7. Check whether or not a device was used.

8. Confirm whether a qualifier was present.

9. Finalize the seven characters of the ICD-10-PCS code.

In this case scenario, there are two qualifiers, hence, two
ICD-10-PCS codes:

1. Look up Disarticulation.

2. This directs us to see Detachment.

3. Under Detachment, find the sub term Toe.

4. Under Toe, locate the sub term 2nd.

5. Under 2nd, find the sub term Left.

6. You are directed to 0Y6S0Z.

7. Go to the Tabular List.

8. For the first code, select qualifier 2 for Mid.

9. For the second code, select qualifier 3 for Low.

The final code is:

0Y6S0Z2 Detachment at Left 2nd Toe, Mid, Open Approach

We start by dividing the first part of the procedure note into a story and then we find the key terms and combine them to build the right ICD-10-PCS code.

Non-surgical Procedure

Now let’s practice coding a non-surgical procedure.

Operative Report

Pre-operative diagnosis: Breast cancer

Post-operative diagnosis: Breast cancer

Procedure performed: Port-a-cath placement

Description of procedure

The patient was taken to the operating room and placed in the supine position. The right chest and neck were prepped and draped in the sterile fashion, and 20 cc of 1% Lidocaine was injected. The right subclavian vein was punctured, and a wire was passed into the superior vena cava. An introducer kit was introduced into the subclavian vein, and a port-a-cath was placed through the introducer, and fluoroscopy was placed down to the superior vena cava. The pocket was then made over the right pectoralis major muscle superior to the breast and the port-a-cath receptacle was placed into this pocket and tacked down. The catheter was then tunneled through to this receptacle. Hemostasis was achieved, and the subcutaneous tissue was closed with # 2-0 dexon. The skin was closed with #3-0 nylon. The port-a-cath was flushed with saline.

The story of the patient’s condition goes like this:

The patient with breast cancer presented to the hospital for insertion of a port-a-cath device for use in chemotherapy. In the operating room, two devices were inserted using two different approaches: A port-a-cath device was inserted into the superior vena cava via a percutaneous approach, and a vascular access device was inserted through the subcutaneous tissue and fascia of the chest via an open approach.

Why – The reason/explanation of the procedure was because the patient had breast cancer and devices were inserted.

Where – The site/location of the procedure was the superior vena cava and chest.

How – The approach was percutaneous.

What – The name of the surgical procedure is insertion of port-a cath device.
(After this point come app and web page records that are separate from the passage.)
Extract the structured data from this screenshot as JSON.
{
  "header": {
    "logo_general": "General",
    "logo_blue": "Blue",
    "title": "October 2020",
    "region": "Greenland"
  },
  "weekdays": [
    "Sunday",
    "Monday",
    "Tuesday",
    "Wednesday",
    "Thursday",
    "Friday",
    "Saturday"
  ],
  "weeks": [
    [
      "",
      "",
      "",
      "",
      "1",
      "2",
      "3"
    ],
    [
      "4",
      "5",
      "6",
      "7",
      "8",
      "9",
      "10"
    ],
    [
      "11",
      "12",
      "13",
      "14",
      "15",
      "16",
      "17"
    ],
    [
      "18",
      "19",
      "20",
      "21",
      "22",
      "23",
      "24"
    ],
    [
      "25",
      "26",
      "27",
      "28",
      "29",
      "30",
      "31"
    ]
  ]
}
In this case scenario, two devices were inserted using two different approaches, hence, there are two ICD-10-PCS codes.

The first is an infusion device inserted into the superior vena cava through a percutaneous approach.

1. In the index, locate the main term Insertion of device in.
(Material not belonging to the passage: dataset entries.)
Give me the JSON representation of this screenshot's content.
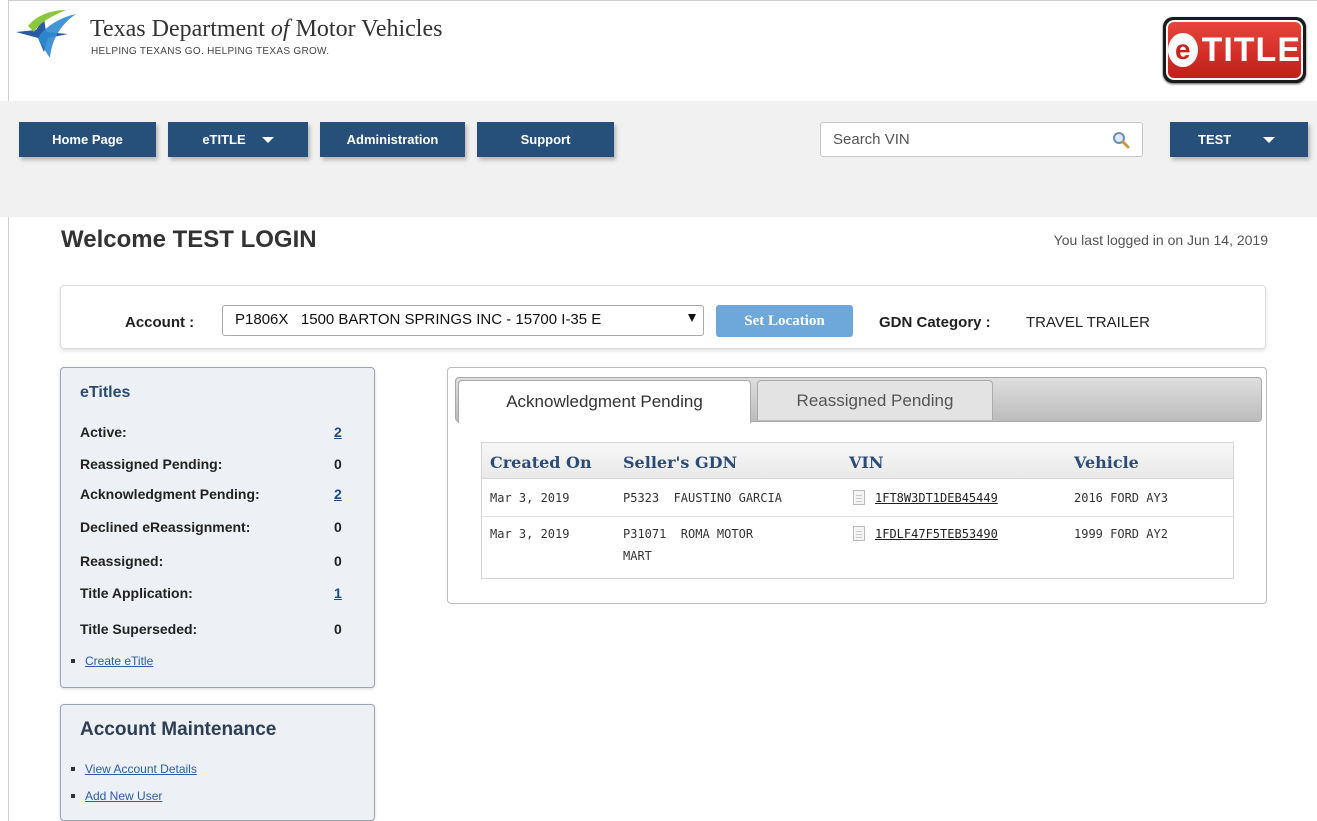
{
  "header": {
    "agency_name_pre": "Texas Department",
    "agency_name_of": "of",
    "agency_name_post": "Motor Vehicles",
    "tagline": "HELPING TEXANS GO. HELPING TEXAS GROW.",
    "badge_e": "e",
    "badge_word": "TITLE"
  },
  "nav": {
    "home": "Home Page",
    "etitle": "eTITLE",
    "administration": "Administration",
    "support": "Support",
    "search_placeholder": "Search VIN",
    "user": "TEST"
  },
  "welcome": {
    "title": "Welcome TEST LOGIN",
    "last_login": "You last logged in on Jun 14, 2019"
  },
  "account": {
    "label": "Account :",
    "selected": "P1806X   1500 BARTON SPRINGS INC - 15700 I-35 E",
    "set_location": "Set Location",
    "gdn_label": "GDN Category :",
    "gdn_value": "TRAVEL TRAILER"
  },
  "etitles_panel": {
    "title": "eTitles",
    "rows": [
      {
        "label": "Active:",
        "value": "2",
        "link": true
      },
      {
        "label": "Reassigned Pending:",
        "value": "0",
        "link": false
      },
      {
        "label": "Acknowledgment Pending:",
        "value": "2",
        "link": true
      },
      {
        "label": "Declined eReassignment:",
        "value": "0",
        "link": false
      },
      {
        "label": "Reassigned:",
        "value": "0",
        "link": false
      },
      {
        "label": "Title Application:",
        "value": "1",
        "link": true
      },
      {
        "label": "Title Superseded:",
        "value": "0",
        "link": false
      }
    ],
    "create_link": "Create eTitle"
  },
  "account_panel": {
    "title": "Account Maintenance",
    "links": [
      "View Account Details",
      "Add New User"
    ]
  },
  "tabs": {
    "active": "Acknowledgment Pending",
    "inactive": "Reassigned Pending"
  },
  "grid": {
    "headers": [
      "Created On",
      "Seller's GDN",
      "VIN",
      "Vehicle"
    ],
    "rows": [
      {
        "created": "Mar 3, 2019",
        "seller": "P5323  FAUSTINO GARCIA",
        "seller2": "",
        "vin": "1FT8W3DT1DEB45449",
        "vehicle": "2016 FORD AY3"
      },
      {
        "created": "Mar 3, 2019",
        "seller": "P31071  ROMA MOTOR",
        "seller2": "MART",
        "vin": "1FDLF47F5TEB53490",
        "vehicle": "1999 FORD AY2"
      }
    ]
  },
  "colors": {
    "nav_blue": "#264f7a",
    "button_light_blue": "#6ea8da",
    "panel_bg": "#edf0f5",
    "link_blue": "#2a5da8",
    "logo_red": "#c8241d"
  },
  "icons": {
    "logo": "txdmv-star-logo",
    "search": "search-icon",
    "doc": "document-icon",
    "caret": "chevron-down-icon"
  }
}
2. Find the sub term Vena Cava.

3. Locate sub term Superior, which directs you to 02HV.

4. Go to the Tabular List.

5. Select 3 for Percutaneous approach.

6. Select 3 for Infusion device.
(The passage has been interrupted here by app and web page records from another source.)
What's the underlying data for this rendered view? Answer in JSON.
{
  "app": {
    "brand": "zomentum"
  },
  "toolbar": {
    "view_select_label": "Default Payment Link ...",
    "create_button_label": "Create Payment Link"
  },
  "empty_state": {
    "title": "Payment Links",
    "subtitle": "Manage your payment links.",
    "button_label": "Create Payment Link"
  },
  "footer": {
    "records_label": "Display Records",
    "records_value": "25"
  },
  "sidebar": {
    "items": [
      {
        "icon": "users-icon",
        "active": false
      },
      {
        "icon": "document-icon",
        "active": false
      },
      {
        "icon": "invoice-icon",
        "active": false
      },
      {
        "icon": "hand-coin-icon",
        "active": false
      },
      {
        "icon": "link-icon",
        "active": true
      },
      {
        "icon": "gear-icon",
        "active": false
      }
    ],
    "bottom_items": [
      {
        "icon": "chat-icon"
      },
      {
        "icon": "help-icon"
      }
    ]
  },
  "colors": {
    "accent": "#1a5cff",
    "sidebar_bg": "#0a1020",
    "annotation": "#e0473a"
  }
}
7. Select Z for No Qualifier.

The final code is:

02HV33Z    Insertion of Infusion Device into Superior Vena Cava, Percutaneous Approach

The steps for determining the code for the second procedure are as follows:

1. In the index, locate the main term Insertion of device in.

2. Find the sub term Subcutaneous Tissue and Fascia.

3. Find the sub term Chest, which directs you to 0JH6.

4. Go to the Tabular List.

5. Select 0 for the Open approach.

6. Select W for Vascular Access Device, Totally Implantable.

7. Select Z for No Qualifier.

The final code is:

0JH60WZ    Insertion of Totally Implantable Vascular Access Device into Chest Subcutaneous Tissue and Fascia, Open Approach

We can expect accurate results as long as we follow the rules outlined above and complete the steps in the correct order.

Be a Problem Solver

Critical thinking skills are a must for coding professionals to increase productivity and enhance quality. Possessing these skills permits us to be actively engaged in learning and facilitates success. Being able to compose stories and break them down using a step-by-step process helps in building ICD-10-PCS codes and keeps us enjoying the learning process. Never stop learning and have fun!

For More Information: https://www.aapc.com/blog/84869-how-to-build-icd-10-pcs-codes-from-op-reports/